The ingredients are pretty basic, so you probably have many or most of them in your cupboards already. Flour, salt, baking powder, baking soda, sugar, raisins, butter (I only use unsalted, but if you only have salted, just add a little less salt), 1 egg and buttermilk, both at room temperature. (I only use King Arthur unbleached flour – I find it incredibly consistent and worth the extra pennies.)
Combine the flour, salt, baking powder, baking soda and sugar in a large bowl. It’s easiest to cut the butter up into small cubes, then add it to the dry ingredients, cutting it into the flour using a pastry cutter or your hands. You want to really incorporate the butter into the flour until you don’t feel any chunks of butter. I find it easiest to do this with my hands.
Then in another bowl, beat the egg and add it to the buttermilk. Now here comes the messy part! Pour the buttermilk mixture into the flour mixture and get your hands in there to incorporate. You’ll end up with slightly dry, slightly shaggy looking dough.

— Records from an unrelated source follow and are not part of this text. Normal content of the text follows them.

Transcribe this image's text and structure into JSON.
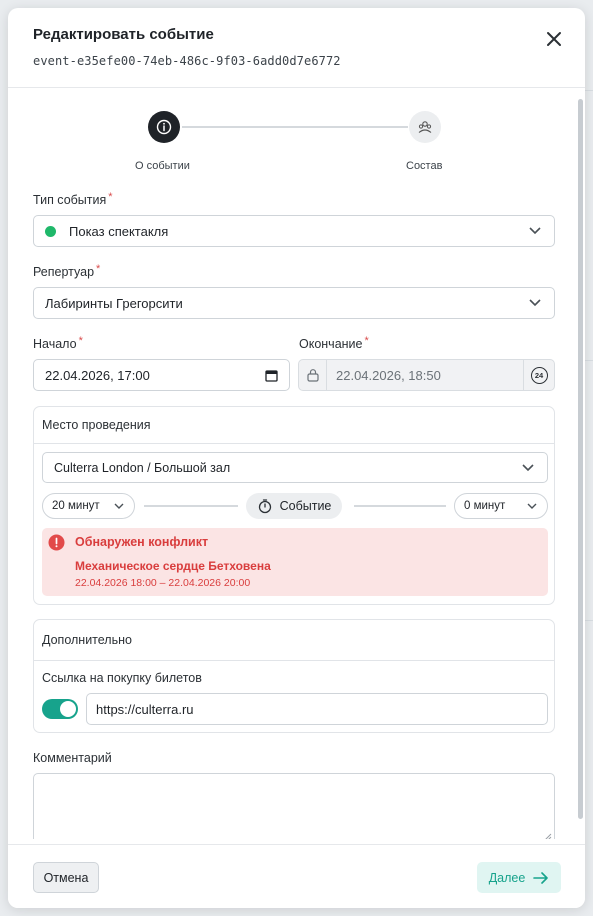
{
  "modal": {
    "title": "Редактировать событие",
    "event_id": "event-e35efe00-74eb-486c-9f03-6add0d7e6772"
  },
  "stepper": {
    "steps": [
      {
        "label": "О событии",
        "active": true,
        "icon": "info-icon"
      },
      {
        "label": "Состав",
        "active": false,
        "icon": "people-icon"
      }
    ]
  },
  "form": {
    "event_type": {
      "label": "Тип события",
      "required_mark": "*",
      "value": "Показ спектакля",
      "status_color": "#1fb86a"
    },
    "repertoire": {
      "label": "Репертуар",
      "required_mark": "*",
      "value": "Лабиринты Грегорсити"
    },
    "start": {
      "label": "Начало",
      "required_mark": "*",
      "value": "22.04.2026, 17:00"
    },
    "end": {
      "label": "Окончание",
      "required_mark": "*",
      "value": "22.04.2026, 18:50",
      "badge": "24"
    },
    "venue": {
      "title": "Место проведения",
      "value": "Culterra London / Большой зал",
      "before": "20 минут",
      "center_label": "Событие",
      "after": "0 минут",
      "conflict": {
        "title": "Обнаружен конфликт",
        "event": "Механическое сердце Бетховена",
        "time": "22.04.2026 18:00 – 22.04.2026 20:00"
      }
    },
    "extra": {
      "title": "Дополнительно",
      "ticket_link_label": "Ссылка на покупку билетов",
      "ticket_link_enabled": true,
      "ticket_link_value": "https://culterra.ru"
    },
    "comment": {
      "label": "Комментарий",
      "value": ""
    }
  },
  "footer": {
    "cancel_label": "Отмена",
    "next_label": "Далее"
  },
  "colors": {
    "accent": "#17a38c",
    "danger": "#d93d3d",
    "conflict_bg": "#fbe4e4"
  }
}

Pour in the raisins (I’m using the full 2 cups here) and mix into the dough by folding the dough onto itself until most of the raisins are incorporated.
Note that your dough still looks a little shaggy and not very smooth. Turn it out onto a lightly floured surface. Don’t use too much flour – you only want enough to keep the dough from sticking. I find it easiest to spread a thin layer on my board, and then have some extra in a pile up near the corner. If the dough starts sticking, I slide a small bit from the pile to where it was sticking. That way I don’t add too much more flour to my dough.
You want to knead the dough for 3-4 minutes. You just need to keep folding it over onto itself and pressing it down. Try folding it from the top down and then from the side, and repeat a few times. Raisins will pop out as you go – just stick them back in. After a few minutes, you’ll see your dough has developed a lovely smooth look, almost a little satiny looking.
Cut the dough in half and shape each half into a circle.
Using a small bit of softened butter, lightly coat the surface of the two circles with butter. This helps give a nice coloring to the finished bread. Using a sharp knife, cut a cross into the top of each loaf. Technically, this cut allows the bread to expand as its baking while retaining its basic shape, but we were always told that it helped let the ‘spirits’ escape while it was baking. I like that version much better!
Place each loaf in a pie pan or round cake pan that has been lightly greased.
Bake at 375°F for 40-50 minutes. The bread should be lightly golden and sound hollow when you thump on the bottom. The bottom should also have a nice dark golden color which may be an easier way to tell it’s done than listening for a hollow sound.
Let the bread cool a bit before slicing. Your kitchen should smell delicious by now, so it will be tough! But it will slice better when it’s a little cool.
And this is what I’ll be having for breakfast all week – black tea and some warmed soda bread with a bit of butter. Yum!
Irish Soda Bread
Prep Time: 15 mins Cook Time: 40 – 50 mins
Makes: 2 loaves
4 cups all-purpose flour
1 teaspoon salt
3 tablespoons baking powder
1 teaspoon baking soda
¼ cup sugar
¼ cup (½ stick) unsalted butter
1 egg, room temperature
1 ¾ cups buttermilk, room temperature
1-2 cups raisins
2 lightly greased cake or pie pans
In a large bowl, combine flour, salt, baking powder, baking soda and sugar. Add butter and cut into the flour mixture with a pastry cutter or with fingers.
In another bowl, beat egg. Mix in buttermilk.
Pour buttermilk mixture into flour mixture. Stir until well blended. Add raisins and mix. Knead gently on a lightly floured surface for 3-4 minutes until smooth.
Divide dough into two pieces. Shape into round loaves and lightly cover with softened butter. Place in pans and press down a bit. Cut cross ~½ inch deep on top of each loaf.
Bake at 375°F for 40-50 minutes. Bread is done when the top is lightly golden, the bottom is a darker golden color, and the bottom sounds hollow when lightly thumped.